The heart of the operation is the PTL cable network, which reaches 13.5 million households over 171 stations and until last month featured the chatty Jim and Tammy Show. On the hourlong daily program, Jim continually pleaded -- and sometimes Tammy wept through enormous fly-whisk eyelashes -- for funds to support such new projects as a home for unwed mothers and Heritage USA's $100 million re-creation of England's 1851 Crystal Palace.

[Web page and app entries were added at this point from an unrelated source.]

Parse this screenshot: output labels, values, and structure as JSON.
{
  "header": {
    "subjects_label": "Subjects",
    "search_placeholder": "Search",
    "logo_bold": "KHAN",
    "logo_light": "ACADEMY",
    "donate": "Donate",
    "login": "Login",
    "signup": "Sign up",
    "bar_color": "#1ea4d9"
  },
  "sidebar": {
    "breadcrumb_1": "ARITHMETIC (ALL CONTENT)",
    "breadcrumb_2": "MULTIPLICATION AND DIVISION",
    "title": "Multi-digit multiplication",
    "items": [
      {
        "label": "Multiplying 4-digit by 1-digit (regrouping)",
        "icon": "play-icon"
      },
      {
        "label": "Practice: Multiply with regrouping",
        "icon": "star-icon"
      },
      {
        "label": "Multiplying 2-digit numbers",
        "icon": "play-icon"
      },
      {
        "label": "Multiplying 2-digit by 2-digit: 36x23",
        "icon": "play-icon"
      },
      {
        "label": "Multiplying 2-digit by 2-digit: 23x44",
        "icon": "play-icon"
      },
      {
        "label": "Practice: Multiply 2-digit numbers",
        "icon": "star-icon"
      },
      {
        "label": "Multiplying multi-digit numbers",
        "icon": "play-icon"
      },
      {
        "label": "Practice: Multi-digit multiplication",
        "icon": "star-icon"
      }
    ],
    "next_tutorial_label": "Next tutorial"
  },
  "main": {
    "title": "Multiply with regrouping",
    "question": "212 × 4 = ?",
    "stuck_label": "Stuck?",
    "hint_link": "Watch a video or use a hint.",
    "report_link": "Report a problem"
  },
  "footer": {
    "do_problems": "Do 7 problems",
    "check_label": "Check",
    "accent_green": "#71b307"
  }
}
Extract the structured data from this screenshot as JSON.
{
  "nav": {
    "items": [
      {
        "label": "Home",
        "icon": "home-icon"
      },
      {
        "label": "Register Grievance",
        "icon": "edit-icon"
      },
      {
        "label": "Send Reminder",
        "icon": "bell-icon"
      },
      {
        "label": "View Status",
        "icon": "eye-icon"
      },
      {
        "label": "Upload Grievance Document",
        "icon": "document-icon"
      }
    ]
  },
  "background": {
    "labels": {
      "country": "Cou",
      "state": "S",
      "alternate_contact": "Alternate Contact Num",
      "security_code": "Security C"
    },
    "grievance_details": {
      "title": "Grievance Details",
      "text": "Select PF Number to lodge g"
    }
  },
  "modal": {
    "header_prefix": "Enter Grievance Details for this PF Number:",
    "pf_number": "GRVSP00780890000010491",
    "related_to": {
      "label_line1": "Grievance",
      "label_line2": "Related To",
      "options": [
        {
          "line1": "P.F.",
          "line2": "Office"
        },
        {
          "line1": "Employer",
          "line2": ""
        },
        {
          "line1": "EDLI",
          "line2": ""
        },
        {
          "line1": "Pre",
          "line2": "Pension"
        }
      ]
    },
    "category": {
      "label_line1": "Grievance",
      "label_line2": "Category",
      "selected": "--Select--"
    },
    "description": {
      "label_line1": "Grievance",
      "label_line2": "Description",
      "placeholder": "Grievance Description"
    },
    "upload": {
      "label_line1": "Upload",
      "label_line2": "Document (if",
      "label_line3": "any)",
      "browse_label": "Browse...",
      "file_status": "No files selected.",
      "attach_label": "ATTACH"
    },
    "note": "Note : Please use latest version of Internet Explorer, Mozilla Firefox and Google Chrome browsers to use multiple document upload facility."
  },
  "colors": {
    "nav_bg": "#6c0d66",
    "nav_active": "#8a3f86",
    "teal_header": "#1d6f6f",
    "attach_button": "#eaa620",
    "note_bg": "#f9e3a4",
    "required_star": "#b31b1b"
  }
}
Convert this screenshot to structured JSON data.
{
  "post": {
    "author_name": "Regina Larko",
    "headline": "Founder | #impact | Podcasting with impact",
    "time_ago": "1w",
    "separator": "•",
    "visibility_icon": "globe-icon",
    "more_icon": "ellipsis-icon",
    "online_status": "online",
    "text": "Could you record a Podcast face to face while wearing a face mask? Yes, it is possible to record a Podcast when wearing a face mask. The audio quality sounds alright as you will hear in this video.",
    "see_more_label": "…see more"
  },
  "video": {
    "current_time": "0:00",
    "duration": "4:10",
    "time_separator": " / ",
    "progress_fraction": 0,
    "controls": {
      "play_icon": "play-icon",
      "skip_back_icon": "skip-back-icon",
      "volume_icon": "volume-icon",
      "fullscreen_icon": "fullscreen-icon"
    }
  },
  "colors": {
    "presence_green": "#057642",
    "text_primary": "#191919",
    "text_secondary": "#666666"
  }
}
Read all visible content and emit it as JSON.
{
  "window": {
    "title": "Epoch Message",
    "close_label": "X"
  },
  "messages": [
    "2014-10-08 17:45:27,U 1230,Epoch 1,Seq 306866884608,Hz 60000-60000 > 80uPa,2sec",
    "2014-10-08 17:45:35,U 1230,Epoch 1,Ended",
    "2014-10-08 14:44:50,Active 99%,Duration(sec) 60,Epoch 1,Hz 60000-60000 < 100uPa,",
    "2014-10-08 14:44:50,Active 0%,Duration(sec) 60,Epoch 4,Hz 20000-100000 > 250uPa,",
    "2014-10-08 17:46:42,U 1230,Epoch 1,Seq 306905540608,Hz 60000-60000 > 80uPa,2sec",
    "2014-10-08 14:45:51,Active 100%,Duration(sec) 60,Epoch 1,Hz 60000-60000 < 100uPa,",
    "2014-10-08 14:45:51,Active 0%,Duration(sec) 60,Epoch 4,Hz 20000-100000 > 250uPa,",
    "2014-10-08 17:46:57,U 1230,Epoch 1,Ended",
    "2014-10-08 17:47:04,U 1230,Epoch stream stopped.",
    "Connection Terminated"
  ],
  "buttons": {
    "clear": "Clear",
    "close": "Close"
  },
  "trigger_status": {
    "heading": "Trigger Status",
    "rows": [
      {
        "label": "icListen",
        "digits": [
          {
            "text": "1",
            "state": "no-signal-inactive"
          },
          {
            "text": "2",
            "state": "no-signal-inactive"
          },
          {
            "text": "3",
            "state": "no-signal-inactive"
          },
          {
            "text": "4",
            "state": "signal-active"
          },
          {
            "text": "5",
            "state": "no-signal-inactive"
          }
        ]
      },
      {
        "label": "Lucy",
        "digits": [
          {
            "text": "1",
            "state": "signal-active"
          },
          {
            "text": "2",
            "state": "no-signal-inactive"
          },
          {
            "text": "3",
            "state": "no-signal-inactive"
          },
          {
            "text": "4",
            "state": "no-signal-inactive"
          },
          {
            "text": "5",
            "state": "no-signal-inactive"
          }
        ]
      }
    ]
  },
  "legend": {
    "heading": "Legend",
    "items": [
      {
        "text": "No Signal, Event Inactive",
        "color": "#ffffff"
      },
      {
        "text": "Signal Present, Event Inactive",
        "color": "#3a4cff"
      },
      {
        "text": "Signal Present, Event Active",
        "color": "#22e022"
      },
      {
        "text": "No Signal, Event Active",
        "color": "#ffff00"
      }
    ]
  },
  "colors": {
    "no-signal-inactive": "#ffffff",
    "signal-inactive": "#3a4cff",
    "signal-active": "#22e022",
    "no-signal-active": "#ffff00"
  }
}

Bakker's fall from this sugarplum land of his own creation began on a warm December day in 1980 at a hotel in Clearwater Beach, Fla. At the time, Jim and Tammy, although sunny on camera, were going through a chilly time offstage. According to some accounts, Evangelist John Wesley Fletcher arranged for Bakker to meet young Jessica Hahn, a secretary for the Full Gospel Tabernacle, a Pentecostal church in Massapequa, N.Y. According to Bakker's official statement in resigning as head of PTL, the brief encounter was a setup: "I was wickedly manipulated by treacherous former friends and then colleagues who victimized me with the aid of a female confederate." One friend, Jamie Buckingham, a well-known charismatic writer, told the Washington Post that Bakker "was very surprised that this gal was able to perform the way that she did . . . He described her as very professional for 21 years of age . . . She knew all the tricks of the trade." Hahn indignantly told Long Island's Newsday, "That was not my style, honest. I think it's a ridiculous statement."
Those on Hahn's side portray her as a devout follower of Bakker's who was spiritually and emotionally "shattered" by the tryst. Hahn told her pastor, the Rev. Gene Profeta, about the incident. Profeta consulted his friend Paul R. Roper, a business consultant in Anaheim, Calif., and self-appointed monitor of clergy skulduggery. John Stewart, a Christian broadcaster and teacher at ! the Simon Greenleaf School of Law in California, became Roper's partner in the project. Hahn told Roper that Bakker had pressured her into sex. Roper says, "She was overwhelmed by being in the presence of this man ((Bakker)), who was second to God in her mind." Roper said that Fletcher had given Hahn a glass of wine, and that at some time after, she had engaged in sex with Bakker for one hour. In a vivid if inelegant assessment of her plight, Roper disclosed, Hahn later said she felt like a "piece of hamburger somebody threw out into the street."